This is used to control bleeding from the oesophageal or gastric varies in clients with portal hypertension. It is a naso-gastric tube with separate oesophageal and gastric balloons and a separate lumen for gastric aspiration.

Method of Insertion

Naso-gastric tubes are usually inserted through the nostrils. (for method of insertion, the same method used in Tube Feeding). In case of intestinal tubes the addition of balloon on the tip of the tube makes its insertion through the nose more difficult for the client. Ordinarily, the tube can be inserted up to the stomach. Its passage along the remainder of the G.I. tract is dependent upon gravity and peristalsis. The weight of the mercury in the balloon helps to propel the tube through the intestines. Position of the patient and his activity is also aid in its passage. These are rarely used now-a-days.
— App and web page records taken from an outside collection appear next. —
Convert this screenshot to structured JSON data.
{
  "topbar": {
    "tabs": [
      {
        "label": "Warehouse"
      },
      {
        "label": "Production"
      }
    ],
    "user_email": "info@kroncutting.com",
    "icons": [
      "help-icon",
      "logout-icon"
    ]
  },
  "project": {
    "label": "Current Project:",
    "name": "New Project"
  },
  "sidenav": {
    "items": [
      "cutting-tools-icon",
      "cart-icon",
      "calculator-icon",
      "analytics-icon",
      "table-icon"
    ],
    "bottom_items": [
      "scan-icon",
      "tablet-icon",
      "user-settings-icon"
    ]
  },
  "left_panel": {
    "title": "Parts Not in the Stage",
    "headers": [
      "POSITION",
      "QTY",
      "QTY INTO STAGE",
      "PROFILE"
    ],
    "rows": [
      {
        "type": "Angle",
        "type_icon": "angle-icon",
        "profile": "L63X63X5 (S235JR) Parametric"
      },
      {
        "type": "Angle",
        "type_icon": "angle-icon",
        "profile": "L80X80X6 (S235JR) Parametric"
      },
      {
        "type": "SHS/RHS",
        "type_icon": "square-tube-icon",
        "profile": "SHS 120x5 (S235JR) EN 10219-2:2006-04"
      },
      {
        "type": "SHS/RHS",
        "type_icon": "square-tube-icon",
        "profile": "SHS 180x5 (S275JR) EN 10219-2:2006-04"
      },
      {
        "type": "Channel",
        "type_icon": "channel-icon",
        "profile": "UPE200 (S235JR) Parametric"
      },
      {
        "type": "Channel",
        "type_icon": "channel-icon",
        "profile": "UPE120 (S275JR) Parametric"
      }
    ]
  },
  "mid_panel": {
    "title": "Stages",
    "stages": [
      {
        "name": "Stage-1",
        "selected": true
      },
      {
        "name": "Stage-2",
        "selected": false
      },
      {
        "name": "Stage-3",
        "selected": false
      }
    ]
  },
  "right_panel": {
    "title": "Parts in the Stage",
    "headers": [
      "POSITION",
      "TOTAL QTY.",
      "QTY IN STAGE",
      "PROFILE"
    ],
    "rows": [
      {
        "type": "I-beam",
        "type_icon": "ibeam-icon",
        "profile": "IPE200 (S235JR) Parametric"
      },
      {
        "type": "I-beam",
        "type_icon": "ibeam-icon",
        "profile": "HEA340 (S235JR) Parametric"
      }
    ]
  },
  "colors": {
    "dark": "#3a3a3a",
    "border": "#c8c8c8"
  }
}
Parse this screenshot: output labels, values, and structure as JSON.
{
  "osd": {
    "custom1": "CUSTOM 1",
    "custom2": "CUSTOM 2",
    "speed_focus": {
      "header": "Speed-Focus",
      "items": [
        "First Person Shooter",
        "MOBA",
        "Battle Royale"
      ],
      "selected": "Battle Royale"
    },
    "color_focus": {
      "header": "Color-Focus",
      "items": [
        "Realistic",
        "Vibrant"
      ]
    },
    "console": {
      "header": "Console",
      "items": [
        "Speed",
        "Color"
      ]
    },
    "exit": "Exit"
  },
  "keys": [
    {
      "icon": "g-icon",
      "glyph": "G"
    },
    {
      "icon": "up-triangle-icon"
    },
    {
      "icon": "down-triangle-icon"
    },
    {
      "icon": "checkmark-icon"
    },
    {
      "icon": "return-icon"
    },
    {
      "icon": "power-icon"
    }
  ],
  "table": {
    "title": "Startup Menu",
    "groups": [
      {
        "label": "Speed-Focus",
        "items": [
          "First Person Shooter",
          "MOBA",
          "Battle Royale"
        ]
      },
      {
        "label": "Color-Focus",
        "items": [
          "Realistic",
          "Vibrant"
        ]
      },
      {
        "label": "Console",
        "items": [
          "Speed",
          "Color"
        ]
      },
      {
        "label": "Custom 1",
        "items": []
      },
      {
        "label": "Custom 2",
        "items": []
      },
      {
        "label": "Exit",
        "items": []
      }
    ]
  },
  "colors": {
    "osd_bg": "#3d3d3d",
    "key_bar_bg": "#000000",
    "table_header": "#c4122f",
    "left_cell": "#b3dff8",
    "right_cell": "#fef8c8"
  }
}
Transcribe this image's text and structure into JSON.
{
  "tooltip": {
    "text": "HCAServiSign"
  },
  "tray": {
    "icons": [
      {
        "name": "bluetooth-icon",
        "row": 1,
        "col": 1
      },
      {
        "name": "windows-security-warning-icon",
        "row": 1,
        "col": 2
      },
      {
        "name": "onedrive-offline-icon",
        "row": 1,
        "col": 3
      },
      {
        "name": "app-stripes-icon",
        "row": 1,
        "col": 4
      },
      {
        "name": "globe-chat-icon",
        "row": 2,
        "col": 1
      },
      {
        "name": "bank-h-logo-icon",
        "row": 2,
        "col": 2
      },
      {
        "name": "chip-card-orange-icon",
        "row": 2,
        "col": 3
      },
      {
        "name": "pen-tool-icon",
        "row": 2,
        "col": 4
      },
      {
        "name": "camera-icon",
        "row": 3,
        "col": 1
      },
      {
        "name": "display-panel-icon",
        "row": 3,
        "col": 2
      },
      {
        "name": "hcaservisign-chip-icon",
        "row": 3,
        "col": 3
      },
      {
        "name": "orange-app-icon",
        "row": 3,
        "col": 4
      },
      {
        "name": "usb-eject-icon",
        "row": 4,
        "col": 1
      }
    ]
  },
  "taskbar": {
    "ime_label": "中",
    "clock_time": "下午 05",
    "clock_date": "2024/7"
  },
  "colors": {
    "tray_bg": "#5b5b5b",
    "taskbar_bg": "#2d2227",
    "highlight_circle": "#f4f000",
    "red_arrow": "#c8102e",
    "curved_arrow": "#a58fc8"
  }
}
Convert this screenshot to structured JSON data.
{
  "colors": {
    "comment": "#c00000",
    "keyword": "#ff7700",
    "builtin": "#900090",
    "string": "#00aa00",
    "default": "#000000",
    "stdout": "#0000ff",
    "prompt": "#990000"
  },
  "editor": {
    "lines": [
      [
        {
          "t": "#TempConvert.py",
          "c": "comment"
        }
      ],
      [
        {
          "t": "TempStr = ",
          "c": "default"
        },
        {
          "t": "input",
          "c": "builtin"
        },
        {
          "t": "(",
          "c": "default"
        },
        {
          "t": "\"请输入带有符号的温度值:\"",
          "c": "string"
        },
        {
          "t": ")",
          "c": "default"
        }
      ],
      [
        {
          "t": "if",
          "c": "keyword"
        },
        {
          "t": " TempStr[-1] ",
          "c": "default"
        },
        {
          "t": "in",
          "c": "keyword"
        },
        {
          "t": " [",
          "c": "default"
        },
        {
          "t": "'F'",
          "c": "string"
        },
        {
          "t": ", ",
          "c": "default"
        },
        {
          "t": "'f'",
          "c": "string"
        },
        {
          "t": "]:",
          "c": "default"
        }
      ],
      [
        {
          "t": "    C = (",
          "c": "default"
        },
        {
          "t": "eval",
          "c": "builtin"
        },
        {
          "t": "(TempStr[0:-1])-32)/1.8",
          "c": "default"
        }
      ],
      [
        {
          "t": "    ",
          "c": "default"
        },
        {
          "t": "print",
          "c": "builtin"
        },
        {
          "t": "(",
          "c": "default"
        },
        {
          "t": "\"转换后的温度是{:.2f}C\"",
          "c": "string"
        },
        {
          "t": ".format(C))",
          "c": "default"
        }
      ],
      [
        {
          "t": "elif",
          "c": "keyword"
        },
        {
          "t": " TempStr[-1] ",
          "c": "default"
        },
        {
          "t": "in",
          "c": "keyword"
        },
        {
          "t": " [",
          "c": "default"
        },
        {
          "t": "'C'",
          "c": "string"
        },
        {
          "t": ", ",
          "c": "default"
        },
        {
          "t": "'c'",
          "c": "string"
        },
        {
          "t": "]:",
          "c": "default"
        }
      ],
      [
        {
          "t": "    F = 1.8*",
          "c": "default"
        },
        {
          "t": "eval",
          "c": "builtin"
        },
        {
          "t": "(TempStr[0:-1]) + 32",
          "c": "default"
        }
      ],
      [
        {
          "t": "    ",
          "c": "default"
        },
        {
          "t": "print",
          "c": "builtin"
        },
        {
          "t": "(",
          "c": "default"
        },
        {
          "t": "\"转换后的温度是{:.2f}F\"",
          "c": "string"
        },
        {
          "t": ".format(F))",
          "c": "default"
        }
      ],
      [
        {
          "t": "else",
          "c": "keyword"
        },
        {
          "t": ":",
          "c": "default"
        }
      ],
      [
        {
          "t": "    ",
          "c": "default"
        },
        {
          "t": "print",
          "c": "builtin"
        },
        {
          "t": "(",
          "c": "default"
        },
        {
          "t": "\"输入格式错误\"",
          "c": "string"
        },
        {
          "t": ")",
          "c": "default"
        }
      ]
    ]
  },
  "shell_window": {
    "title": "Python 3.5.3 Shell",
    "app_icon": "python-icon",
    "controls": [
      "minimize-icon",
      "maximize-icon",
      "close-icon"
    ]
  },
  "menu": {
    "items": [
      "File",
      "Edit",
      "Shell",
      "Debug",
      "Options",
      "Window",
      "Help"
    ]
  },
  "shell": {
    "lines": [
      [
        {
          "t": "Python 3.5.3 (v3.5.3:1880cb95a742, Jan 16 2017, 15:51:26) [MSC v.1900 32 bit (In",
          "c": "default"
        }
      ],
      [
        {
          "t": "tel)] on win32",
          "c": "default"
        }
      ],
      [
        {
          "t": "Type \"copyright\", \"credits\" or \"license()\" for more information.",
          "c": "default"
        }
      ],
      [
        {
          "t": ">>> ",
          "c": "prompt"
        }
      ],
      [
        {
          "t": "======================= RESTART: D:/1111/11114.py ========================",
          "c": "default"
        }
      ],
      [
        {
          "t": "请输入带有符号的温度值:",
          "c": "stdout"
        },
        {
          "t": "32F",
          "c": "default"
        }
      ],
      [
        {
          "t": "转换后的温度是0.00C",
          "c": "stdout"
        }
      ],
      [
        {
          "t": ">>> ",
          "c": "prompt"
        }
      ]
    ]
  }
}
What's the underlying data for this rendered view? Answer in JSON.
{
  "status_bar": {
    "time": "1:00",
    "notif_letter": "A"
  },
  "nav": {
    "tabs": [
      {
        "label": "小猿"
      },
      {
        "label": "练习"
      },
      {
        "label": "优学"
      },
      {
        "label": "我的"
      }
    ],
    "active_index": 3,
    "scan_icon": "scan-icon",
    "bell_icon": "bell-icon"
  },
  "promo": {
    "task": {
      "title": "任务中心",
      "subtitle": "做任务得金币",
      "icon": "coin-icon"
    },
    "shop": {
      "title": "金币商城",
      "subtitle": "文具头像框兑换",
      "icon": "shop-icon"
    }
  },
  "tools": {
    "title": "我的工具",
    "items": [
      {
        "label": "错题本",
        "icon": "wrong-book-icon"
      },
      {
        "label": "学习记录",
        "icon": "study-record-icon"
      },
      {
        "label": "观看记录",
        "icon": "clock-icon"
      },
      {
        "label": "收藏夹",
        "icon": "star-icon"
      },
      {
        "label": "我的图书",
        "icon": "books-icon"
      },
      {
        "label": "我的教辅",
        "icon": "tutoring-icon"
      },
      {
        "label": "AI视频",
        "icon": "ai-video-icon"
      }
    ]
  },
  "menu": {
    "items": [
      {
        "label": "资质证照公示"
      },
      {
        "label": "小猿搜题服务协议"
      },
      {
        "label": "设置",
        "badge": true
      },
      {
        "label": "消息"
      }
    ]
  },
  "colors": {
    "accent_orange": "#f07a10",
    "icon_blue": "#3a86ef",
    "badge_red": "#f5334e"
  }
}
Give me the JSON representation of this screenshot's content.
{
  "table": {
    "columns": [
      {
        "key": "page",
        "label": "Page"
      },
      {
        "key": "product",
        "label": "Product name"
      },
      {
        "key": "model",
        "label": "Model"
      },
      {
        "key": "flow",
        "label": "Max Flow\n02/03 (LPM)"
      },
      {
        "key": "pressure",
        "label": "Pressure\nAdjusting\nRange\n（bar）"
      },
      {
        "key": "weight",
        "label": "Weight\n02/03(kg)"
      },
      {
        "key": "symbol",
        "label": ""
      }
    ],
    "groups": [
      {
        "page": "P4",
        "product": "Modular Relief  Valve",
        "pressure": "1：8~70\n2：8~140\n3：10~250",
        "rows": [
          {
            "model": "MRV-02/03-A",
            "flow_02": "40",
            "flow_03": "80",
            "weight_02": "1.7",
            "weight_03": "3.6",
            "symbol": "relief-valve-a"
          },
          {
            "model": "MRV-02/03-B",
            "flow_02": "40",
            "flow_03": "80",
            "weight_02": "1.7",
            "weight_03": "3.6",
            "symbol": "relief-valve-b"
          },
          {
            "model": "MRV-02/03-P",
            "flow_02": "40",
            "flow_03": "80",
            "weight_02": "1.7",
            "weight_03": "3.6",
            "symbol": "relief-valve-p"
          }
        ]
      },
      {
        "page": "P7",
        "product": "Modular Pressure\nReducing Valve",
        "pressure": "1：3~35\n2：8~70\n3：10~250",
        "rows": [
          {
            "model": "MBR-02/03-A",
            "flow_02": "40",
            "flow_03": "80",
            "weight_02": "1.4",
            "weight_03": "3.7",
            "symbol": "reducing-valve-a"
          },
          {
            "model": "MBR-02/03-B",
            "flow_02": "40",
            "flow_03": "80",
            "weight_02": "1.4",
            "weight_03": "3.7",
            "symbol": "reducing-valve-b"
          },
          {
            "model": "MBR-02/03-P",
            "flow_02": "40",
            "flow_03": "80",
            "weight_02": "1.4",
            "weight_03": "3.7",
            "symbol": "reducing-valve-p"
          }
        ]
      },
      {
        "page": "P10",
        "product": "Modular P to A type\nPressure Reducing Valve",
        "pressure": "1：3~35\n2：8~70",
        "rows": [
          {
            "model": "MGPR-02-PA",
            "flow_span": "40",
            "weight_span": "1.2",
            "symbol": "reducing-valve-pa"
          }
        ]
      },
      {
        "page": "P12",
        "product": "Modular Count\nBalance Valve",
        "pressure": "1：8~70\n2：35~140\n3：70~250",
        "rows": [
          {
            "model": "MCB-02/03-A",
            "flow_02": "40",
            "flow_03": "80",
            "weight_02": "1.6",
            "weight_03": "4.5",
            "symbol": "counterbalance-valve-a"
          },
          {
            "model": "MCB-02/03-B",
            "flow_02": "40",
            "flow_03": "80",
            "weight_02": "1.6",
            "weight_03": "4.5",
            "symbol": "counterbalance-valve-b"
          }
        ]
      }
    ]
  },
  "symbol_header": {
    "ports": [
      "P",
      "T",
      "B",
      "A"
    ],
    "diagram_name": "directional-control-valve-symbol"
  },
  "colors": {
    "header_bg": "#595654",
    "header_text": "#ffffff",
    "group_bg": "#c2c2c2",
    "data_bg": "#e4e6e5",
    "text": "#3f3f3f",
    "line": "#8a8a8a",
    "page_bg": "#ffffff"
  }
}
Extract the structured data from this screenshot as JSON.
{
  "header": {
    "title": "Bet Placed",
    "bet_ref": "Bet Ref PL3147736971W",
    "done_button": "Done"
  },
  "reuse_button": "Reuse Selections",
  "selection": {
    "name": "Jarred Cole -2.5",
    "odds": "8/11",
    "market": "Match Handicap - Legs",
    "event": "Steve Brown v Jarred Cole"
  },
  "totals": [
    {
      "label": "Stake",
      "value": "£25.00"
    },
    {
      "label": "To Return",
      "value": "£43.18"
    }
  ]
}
1. Explain the procedure to the client to win his confidence and co-operation. Tell how he can co-operate in the procedure. Acceptance of the procedure by the client facilitates passage of the tube to the desired level and there is less possibility that he will pull it out.

2. The tubing should be lubricated fairly to facilitate its passage to prevent friction and trauma.

3. When the long intestinal tubes attached with balloon are used follow the directions given along with them e.g. mercury is introduced into some tubes before the tube is introduced, while in others, the mercury is introduced into the tube after it is passed.

4. The period for which the tube remains in the stomach or intestine depend upon:

a. The purpose of intubation.
b. The psychologic effect of the body.
c. The physiologic effect of intubation on electrolyte balance.

This may be left in, until normal peristalsis returns or until the obstruction is relieved.

5. The signs of return of peristalsis, such as the passing of gas from rectum or a spontaneous bowel movement should be reported to the surgeon as these usually indicate that the tube is no longer needed.

6. Handling of the intestinal tube should be done by the surgeon especially when there is a suture line that can be injured during intubation.

7. The tube should be secured in such a way that it does not cause any irritation in the nostrils.

8. Frequent mouth washes and application of an emollient to the lips are necessary to prevent drying of the mucus membranes.

9. Adequate fluid intake by means of I.V. route should be ensured to prevent dehydration. Intake and output chart is maintained.

10. The tubing that connects the naso-gastric tubes to the drainage bottle should be neither too long nor too short. It should give enough freedom to the client for movement in bed and at the same time, it should not form any kinks.

11. The gastro-intestinal tubes are irrigated with a small amount of normal saline frequently to keep the tube patent by preventing the plugging of the tube with mucus and blood clots. After the fluid is instilled, it should be aspirated immediately. The fluid is introduced and aspirated should be recorded accurately. If the irrigating fluid is not measured accurately, the amount of the total gastric drainage will be inaccurate.

12. The intestinal tubes should not be secured to the face until it has reached the desired point in the intestine, since taping or the tube will prevent from advancing with peristalsis.

13. The pull of the mercury at the end of the tube may move bowel along with the tube causing telescoping of the bowel which is a serious complication. The tube should be monitored by X-ray examination to assure that coiling of the tube or telescoping of the bowel has not occurred.

14. The intestinal tubes are always removed gradually. While withdrawing it, some resistance may be felt because of the pull against peristalsis. When the tip of the tube reaches the posterior pharynx, it may be brought out through the mouth so that balloon and the mercury can be removed. The tube is then pulled through the nose. The client is given a mouth care immediately. To relieve the sore throat caused by the tube, gargles and lozenges are given to the client for several days.